In a recent study, researchers delved into the evolutionary history of pregnancy, identifying hundreds of genes that evolved to be switched on or off in humans during early pregnancy.
Evolution of pregnancy
Evolutionary changes in the early development of anatomical systems are key for their functional conservation and transformation into various tissue and organ systems with new physiological functions. These same evolutionary and developmental constraints have restricted the range of genetic and environmental perturbations that can occur before dysfunction and disease. The evolution of the structures and functions within the female reproductive system and extra-embryo foetal membrane ultimately underlie the evolution of pregnancy.

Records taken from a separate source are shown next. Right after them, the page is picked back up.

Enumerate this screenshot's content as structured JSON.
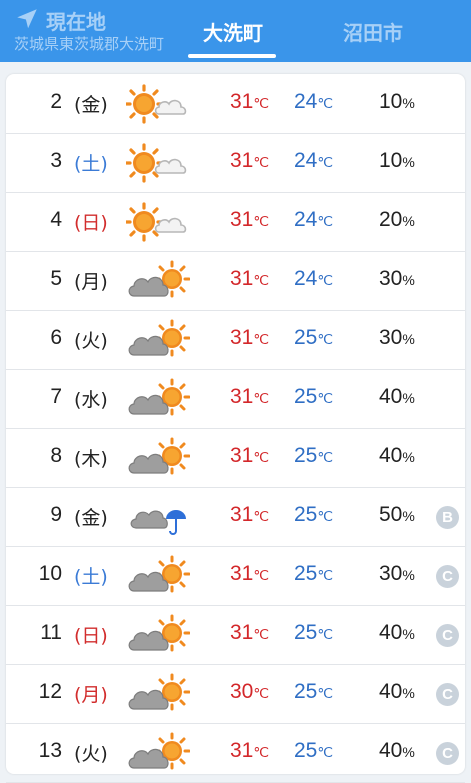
{
  "header": {
    "current_location": {
      "title": "現在地",
      "subtitle": "茨城県東茨城郡大洗町",
      "icon": "location-arrow-icon"
    },
    "tabs": [
      {
        "label": "大洗町",
        "active": true
      },
      {
        "label": "沼田市",
        "active": false
      }
    ]
  },
  "forecast": {
    "rows": [
      {
        "day": "2",
        "dow": "(金)",
        "icon": "sunny-then-cloudy",
        "high": "31",
        "low": "24",
        "pop": "10",
        "badge": ""
      },
      {
        "day": "3",
        "dow": "(土)",
        "icon": "sunny-then-cloudy",
        "high": "31",
        "low": "24",
        "pop": "10",
        "badge": ""
      },
      {
        "day": "4",
        "dow": "(日)",
        "icon": "sunny-then-cloudy",
        "high": "31",
        "low": "24",
        "pop": "20",
        "badge": ""
      },
      {
        "day": "5",
        "dow": "(月)",
        "icon": "cloudy-then-sunny",
        "high": "31",
        "low": "24",
        "pop": "30",
        "badge": ""
      },
      {
        "day": "6",
        "dow": "(火)",
        "icon": "cloudy-then-sunny",
        "high": "31",
        "low": "25",
        "pop": "30",
        "badge": ""
      },
      {
        "day": "7",
        "dow": "(水)",
        "icon": "cloudy-then-sunny",
        "high": "31",
        "low": "25",
        "pop": "40",
        "badge": ""
      },
      {
        "day": "8",
        "dow": "(木)",
        "icon": "cloudy-then-sunny",
        "high": "31",
        "low": "25",
        "pop": "40",
        "badge": ""
      },
      {
        "day": "9",
        "dow": "(金)",
        "icon": "cloudy-then-rain",
        "high": "31",
        "low": "25",
        "pop": "50",
        "badge": "B"
      },
      {
        "day": "10",
        "dow": "(土)",
        "icon": "cloudy-then-sunny",
        "high": "31",
        "low": "25",
        "pop": "30",
        "badge": "C"
      },
      {
        "day": "11",
        "dow": "(日)",
        "icon": "cloudy-then-sunny",
        "high": "31",
        "low": "25",
        "pop": "40",
        "badge": "C"
      },
      {
        "day": "12",
        "dow": "(月)",
        "icon": "cloudy-then-sunny",
        "high": "30",
        "low": "25",
        "pop": "40",
        "badge": "C"
      },
      {
        "day": "13",
        "dow": "(火)",
        "icon": "cloudy-then-sunny",
        "high": "31",
        "low": "25",
        "pop": "40",
        "badge": "C"
      }
    ],
    "temp_unit": "℃",
    "pop_unit": "%"
  },
  "colors": {
    "header": "#3a95ea",
    "high": "#d3272a",
    "low": "#2f6ec4",
    "saturday": "#3b7bd6",
    "sunday": "#d22d2d",
    "badge": "#c9d2db"
  }
}
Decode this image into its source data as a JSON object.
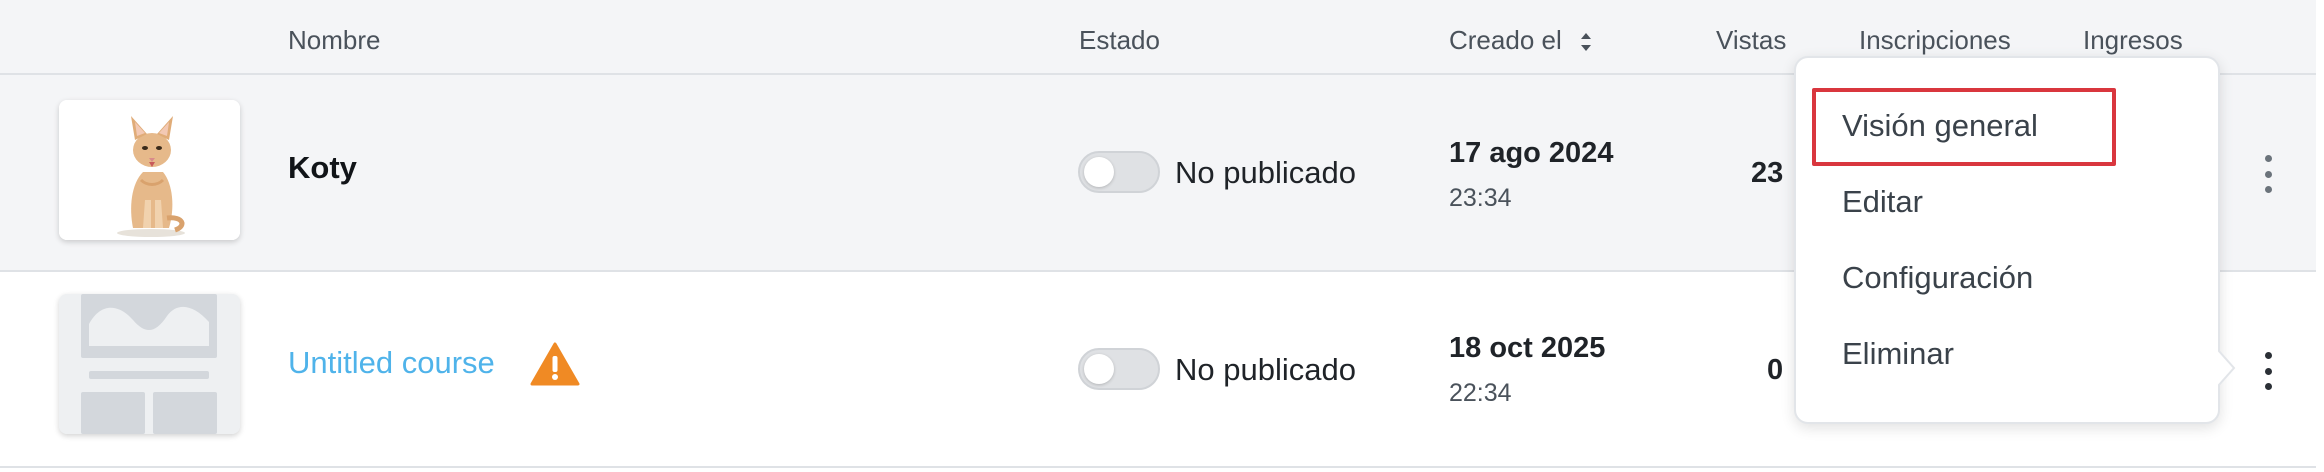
{
  "table": {
    "columns": {
      "name": "Nombre",
      "status": "Estado",
      "created": "Creado el",
      "views": "Vistas",
      "enrollments": "Inscripciones",
      "revenue": "Ingresos"
    },
    "sort_icon": "sort-updown-icon",
    "rows": [
      {
        "name": "Koty",
        "status": "No publicado",
        "published": false,
        "date": "17 ago 2024",
        "time": "23:34",
        "views": "23",
        "thumbnail": "cat-photo"
      },
      {
        "name": "Untitled course",
        "status": "No publicado",
        "published": false,
        "date": "18 oct 2025",
        "time": "22:34",
        "views": "0",
        "thumbnail": "placeholder-image",
        "warning_icon": "warning-icon"
      }
    ]
  },
  "menu": {
    "items": [
      "Visión general",
      "Editar",
      "Configuración",
      "Eliminar"
    ],
    "highlighted": "Visión general"
  },
  "colors": {
    "link": "#4fb3ea",
    "warning": "#f08a24",
    "highlight_border": "#d9363e",
    "row_selected_bg": "#f4f5f7"
  }
}
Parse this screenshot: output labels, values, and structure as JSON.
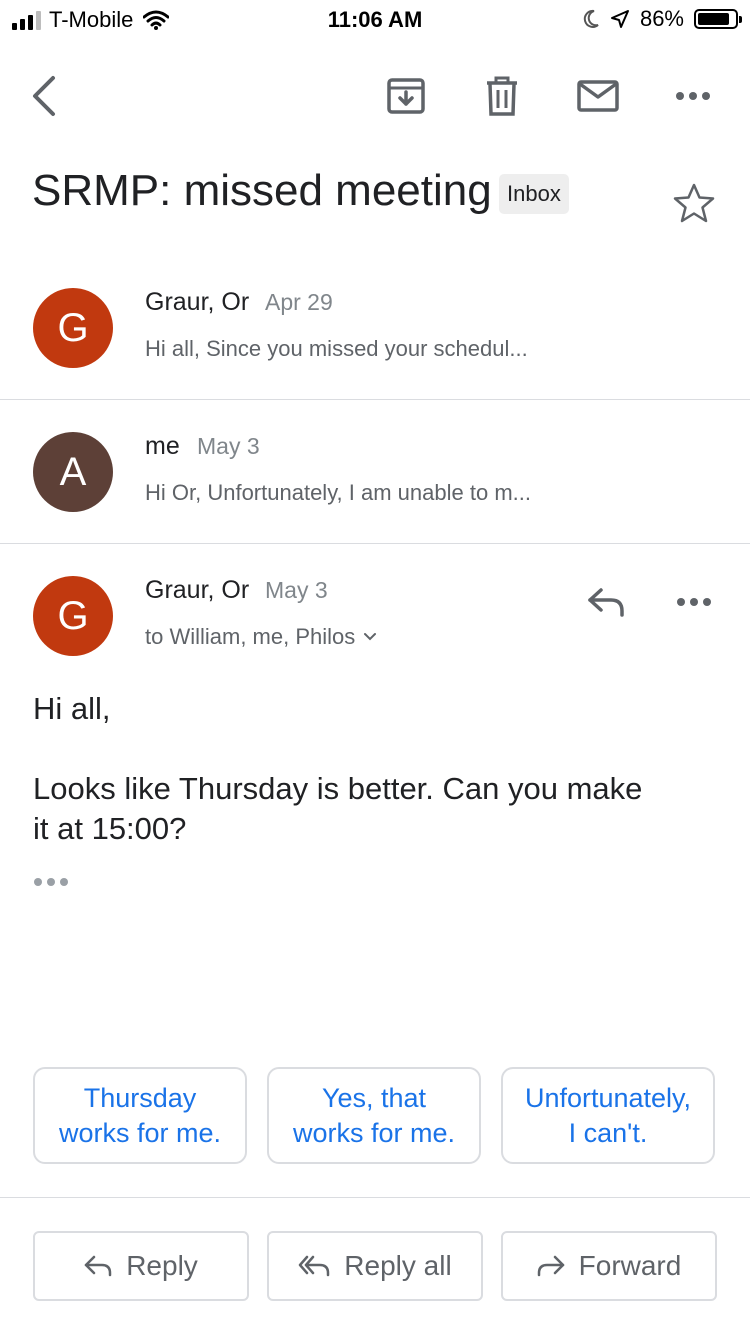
{
  "status_bar": {
    "carrier": "T-Mobile",
    "time": "11:06 AM",
    "battery": "86%",
    "battery_level": 0.86
  },
  "toolbar": {
    "icons": [
      "back-arrow-icon",
      "archive-icon",
      "delete-icon",
      "mark-unread-icon",
      "more-icon"
    ]
  },
  "email": {
    "subject": "SRMP: missed meeting",
    "label": "Inbox"
  },
  "messages": [
    {
      "avatar_letter": "G",
      "avatar_color": "#c1390f",
      "sender": "Graur, Or",
      "date": "Apr 29",
      "snippet": "Hi all, Since you missed your schedul..."
    },
    {
      "avatar_letter": "A",
      "avatar_color": "#5d4037",
      "sender": "me",
      "date": "May 3",
      "snippet": "Hi Or, Unfortunately, I am unable to m..."
    },
    {
      "avatar_letter": "G",
      "avatar_color": "#c1390f",
      "sender": "Graur, Or",
      "date": "May 3",
      "recipients": "to William, me, Philos",
      "body_greeting": "Hi all,",
      "body_line1": "Looks like Thursday is better. Can you make",
      "body_line2": "it at 15:00?"
    }
  ],
  "smart_replies": [
    {
      "line1": "Thursday",
      "line2": "works for me."
    },
    {
      "line1": "Yes, that",
      "line2": "works for me."
    },
    {
      "line1": "Unfortunately,",
      "line2": "I can't."
    }
  ],
  "actions": {
    "reply": "Reply",
    "reply_all": "Reply all",
    "forward": "Forward"
  },
  "colors": {
    "accent": "#1a73e8",
    "icon_gray": "#5f6368"
  }
}
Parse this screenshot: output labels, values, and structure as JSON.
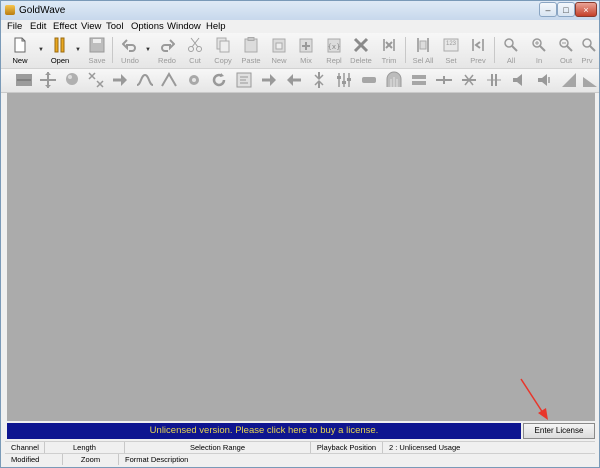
{
  "window": {
    "title": "GoldWave",
    "min_glyph": "–",
    "max_glyph": "□",
    "close_glyph": "×"
  },
  "menu": [
    "File",
    "Edit",
    "Effect",
    "View",
    "Tool",
    "Options",
    "Window",
    "Help"
  ],
  "toolbar": {
    "new": "New",
    "open": "Open",
    "save": "Save",
    "undo": "Undo",
    "redo": "Redo",
    "cut": "Cut",
    "copy": "Copy",
    "paste": "Paste",
    "paste_new": "New",
    "mix": "Mix",
    "replace": "Repl",
    "delete": "Delete",
    "trim": "Trim",
    "sel_all": "Sel All",
    "set": "Set",
    "prev": "Prev",
    "zoom_all": "All",
    "zoom_in": "In",
    "zoom_out": "Out",
    "zoom_prev": "Prv",
    "set_icon_text": "123"
  },
  "license": {
    "message": "Unlicensed version. Please click here to buy a license.",
    "button": "Enter License"
  },
  "status": {
    "channel": "Channel",
    "length": "Length",
    "selection_range": "Selection Range",
    "playback_position": "Playback Position",
    "usage": "2 : Unlicensed Usage",
    "modified": "Modified",
    "zoom": "Zoom",
    "format": "Format Description"
  }
}
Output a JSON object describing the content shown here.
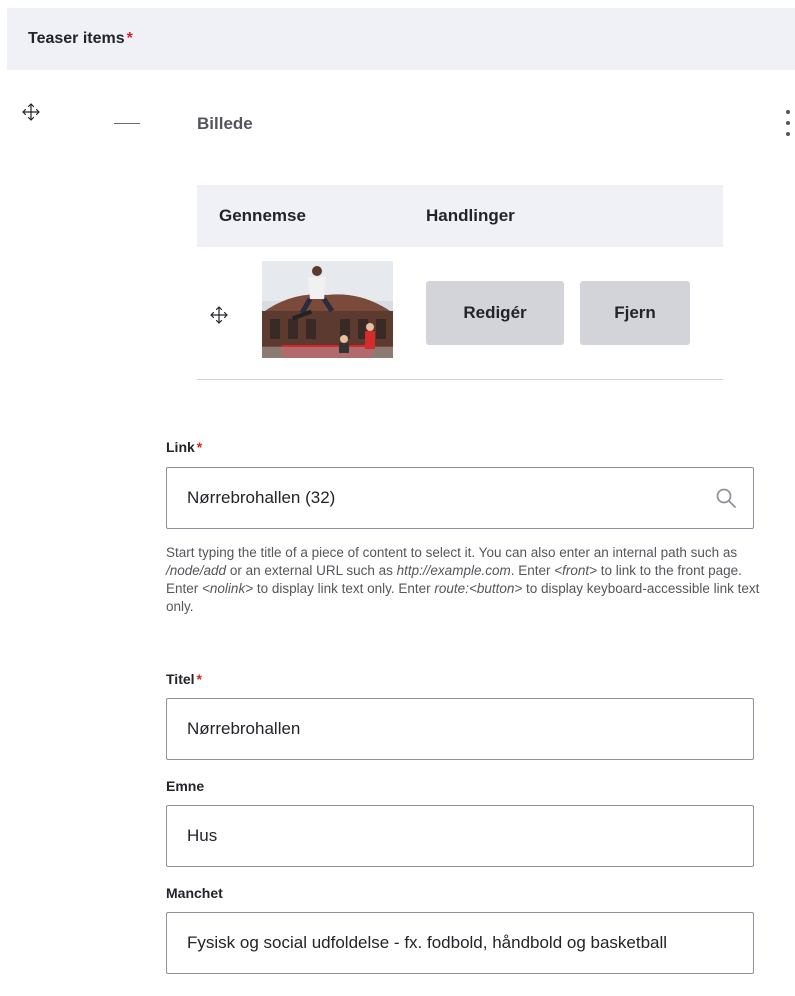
{
  "section": {
    "title": "Teaser items",
    "required_mark": "*"
  },
  "paragraph": {
    "label": "Billede",
    "table": {
      "col_preview": "Gennemse",
      "col_actions": "Handlinger"
    },
    "row": {
      "edit_label": "Redigér",
      "remove_label": "Fjern"
    }
  },
  "fields": {
    "link": {
      "label": "Link",
      "required_mark": "*",
      "value": "Nørrebrohallen (32)",
      "help": {
        "p1": "Start typing the title of a piece of content to select it. You can also enter an internal path such as ",
        "e1": "/node/add",
        "p2": " or an external URL such as ",
        "e2": "http://example.com",
        "p3": ". Enter ",
        "e3": "<front>",
        "p4": " to link to the front page. Enter ",
        "e4": "<nolink>",
        "p5": " to display link text only. Enter ",
        "e5": "route:<button>",
        "p6": " to display keyboard-accessible link text only."
      }
    },
    "titel": {
      "label": "Titel",
      "required_mark": "*",
      "value": "Nørrebrohallen"
    },
    "emne": {
      "label": "Emne",
      "value": "Hus"
    },
    "manchet": {
      "label": "Manchet",
      "value": "Fysisk og social udfoldelse - fx. fodbold, håndbold og basketball"
    }
  },
  "icons": {
    "drag": "move-arrows-icon",
    "menu": "vertical-dots-icon",
    "search": "magnifier-icon"
  },
  "colors": {
    "header_bg": "#f0f1f6",
    "button_bg": "#d3d4d9",
    "required": "#d72222",
    "text": "#232429"
  }
}
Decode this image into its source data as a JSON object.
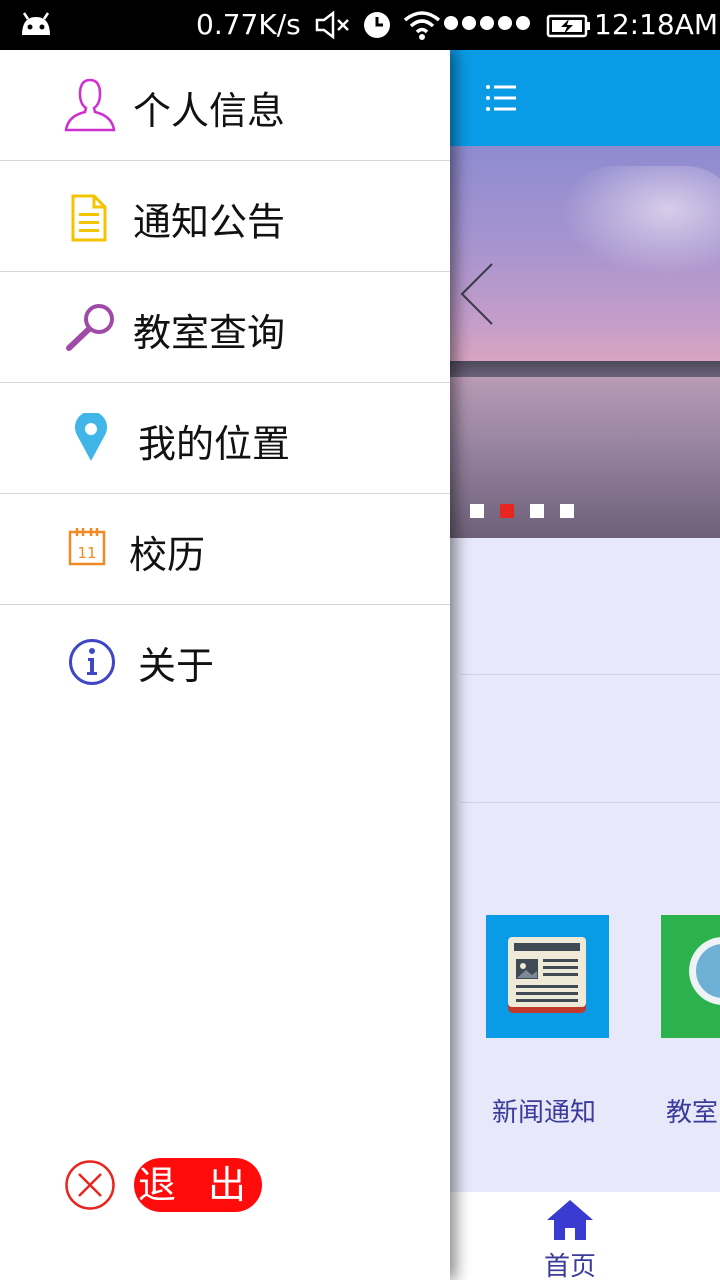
{
  "status_bar": {
    "net_speed": "0.77K/s",
    "time": "12:18AM",
    "icons": [
      "android-icon",
      "mute-icon",
      "alarm-icon",
      "wifi-icon",
      "signal-dots-icon",
      "battery-charging-icon"
    ]
  },
  "drawer": {
    "items": [
      {
        "label": "个人信息",
        "icon": "person-icon",
        "color": "#d02fd0"
      },
      {
        "label": "通知公告",
        "icon": "document-icon",
        "color": "#f5c400"
      },
      {
        "label": "教室查询",
        "icon": "magnifier-icon",
        "color": "#a04aa8"
      },
      {
        "label": "我的位置",
        "icon": "location-pin-icon",
        "color": "#3fb5e8"
      },
      {
        "label": "校历",
        "icon": "calendar-icon",
        "calendar_day": "11",
        "color": "#f08a24"
      },
      {
        "label": "关于",
        "icon": "info-icon",
        "color": "#3f47c6"
      }
    ],
    "logout_label": "退出",
    "logout_color": "#ff0b0b"
  },
  "main": {
    "appbar_color": "#0a9be6",
    "banner": {
      "slide_count": 4,
      "active_index": 1
    },
    "tiles": [
      {
        "label": "新闻通知",
        "icon": "newspaper-icon",
        "color": "#0a9be6"
      },
      {
        "label": "教室",
        "icon": "magnifier-icon",
        "color": "#2bb24c"
      }
    ],
    "bottom_nav": {
      "home_label": "首页",
      "color": "#3a3bd0"
    }
  }
}
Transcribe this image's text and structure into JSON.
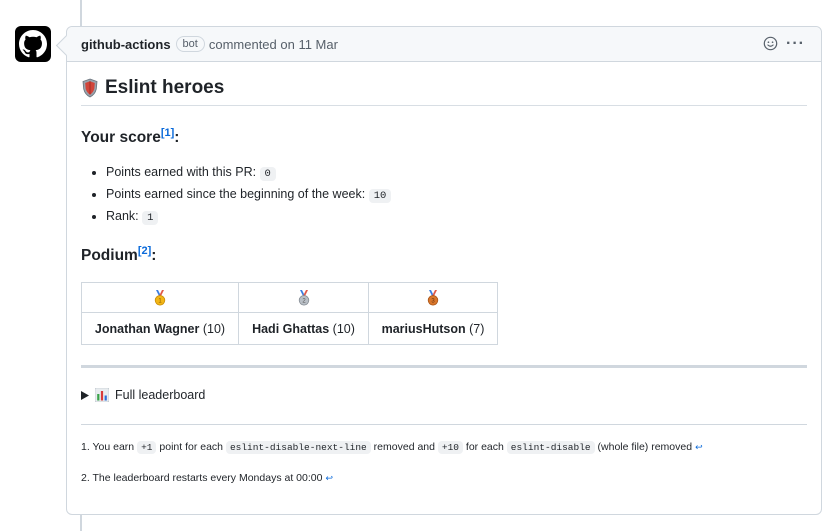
{
  "comment": {
    "author": "github-actions",
    "badge": "bot",
    "meta": "commented on 11 Mar",
    "menu_icon": "kebab-horizontal-icon"
  },
  "title": "Eslint heroes",
  "score": {
    "heading": "Your score",
    "footnote_ref": "[1]",
    "heading_suffix": ":",
    "items": [
      {
        "label": "Points earned with this PR: ",
        "value": "0"
      },
      {
        "label": "Points earned since the beginning of the week: ",
        "value": "10"
      },
      {
        "label": "Rank: ",
        "value": "1"
      }
    ]
  },
  "podium": {
    "heading": "Podium",
    "footnote_ref": "[2]",
    "heading_suffix": ":",
    "medals": [
      "gold-medal-icon",
      "silver-medal-icon",
      "bronze-medal-icon"
    ],
    "entries": [
      {
        "name": "Jonathan Wagner",
        "points": "(10)"
      },
      {
        "name": "Hadi Ghattas",
        "points": "(10)"
      },
      {
        "name": "mariusHutson",
        "points": "(7)"
      }
    ]
  },
  "leaderboard": {
    "label": "Full leaderboard"
  },
  "footnotes": {
    "one": {
      "prefix": "1. You earn ",
      "code1": "+1",
      "mid1": " point for each ",
      "code2": "eslint-disable-next-line",
      "mid2": " removed and ",
      "code3": "+10",
      "mid3": " for each ",
      "code4": "eslint-disable",
      "suffix": " (whole file) removed"
    },
    "two": {
      "text": "2. The leaderboard restarts every Mondays at 00:00"
    },
    "backref": "↩"
  },
  "colors": {
    "link": "#0969da",
    "border": "#d0d7de",
    "header_bg": "#f6f8fa"
  }
}
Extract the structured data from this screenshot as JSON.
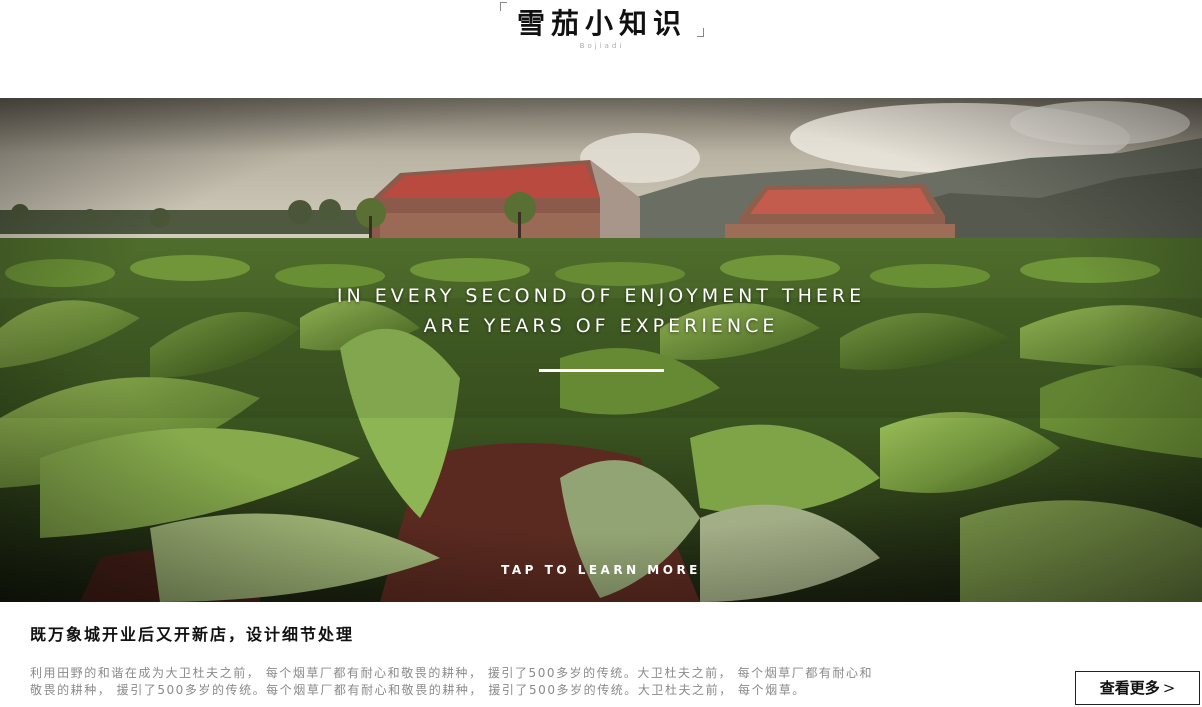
{
  "header": {
    "brand_title": "雪茄小知识",
    "brand_subtitle": "Bojiadi"
  },
  "hero": {
    "quote_line1": "IN EVERY SECOND OF ENJOYMENT THERE",
    "quote_line2": "ARE YEARS OF EXPERIENCE",
    "cta_label": "TAP TO LEARN MORE"
  },
  "article": {
    "title": "既万象城开业后又开新店，设计细节处理",
    "body_line1": "利用田野的和谐在成为大卫杜夫之前， 每个烟草厂都有耐心和敬畏的耕种， 援引了500多岁的传统。大卫杜夫之前， 每个烟草厂都有耐心和",
    "body_line2": "敬畏的耕种， 援引了500多岁的传统。每个烟草厂都有耐心和敬畏的耕种， 援引了500多岁的传统。大卫杜夫之前， 每个烟草。",
    "more_label": "查看更多",
    "more_arrow": ">"
  }
}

As a result, understanding the evolutionary and developmental history of the cells, tissues and organs involved in pregnancy may help determine the molecular aetiology of adverse pregnancy outcomes. Such outcomes include infertility, recurrent spontaneous abortion, preeclampsia and preterm birth.
The evolution and diversification of pregnancy across extant mammals ranges across major stages, including matrotrophy, placentation and viviparity. There are also considerable variations in pregnancy traits among eutherians (or ‘placental’ mammals). Humans, for example, have evolved interstitial trophoblast invasion, shorter interbirth intervals and longer pregnancy and labour than other primates. In addition, humans are also more susceptible to pregnancy complications than other primates.
Gene expression changes during pregnancy
In a recent study, published in eLife, researchers used comparative transcriptomics to reconstruct the evolutionary history of gene expression changes in the human endometrium during pregnancy. The researchers compared gene activity of the human endometrium to other animals during pregnancy or while carrying eggs, including lizards and marsupials. They also aimed to identify genes that were gained (recruiter genes) or lost in the primate and human lineages.
The team showed that gene expression changes in the human endometrium during pregnancy were associated with the evolution of human-specific traits and pathologies of pregnancy. They specifically identified genes enriched for immune functions and diseases, such as preterm birth and preeclampsia, as well as other pathways not previously implicated in pregnancy.
The researchers further explored the function of three recruiter genes which implicated them in a novel signalling system at the maternal-foetal interface (HTR2B), maternal-foetal immunotolerance (PDCD1LG2) and remodelling of uterine spiral arteries and deep placental invasion (CORIN). These functions are important to the health of a pregnancy.
Intriguingly, the team also discovered that the recruited genes were enriched in a serotonin signalling pathway. This finding is exciting as it suggests that some of these genes may be involved in communicating with the brain during pregnancy.
Implications for human pregnancy
In summary, this study has identified a suite of genes that are suspected to contribute to cell-to-cell communication, regulation of the immune response and inflammation, and the ability of the human placenta to burrow deeply into the uterine wall.
The data from this study highlights the value of evolutionary medicine. It also lays the foundation for future studies that aim to understand, prevent and treat adverse pregnancy outcomes.
Study Lead, Mirna Marinić, expressed:
“Our paper really highlights the useful role of evolutionary techniques in translational research.
The three genes we identified (HTR2B, PDCD1LG2 and CORIN) will advance work on signalling systems at the crucial maternal-foetal interface, which impacts the success and health of a pregnancy.”
Image credit: canva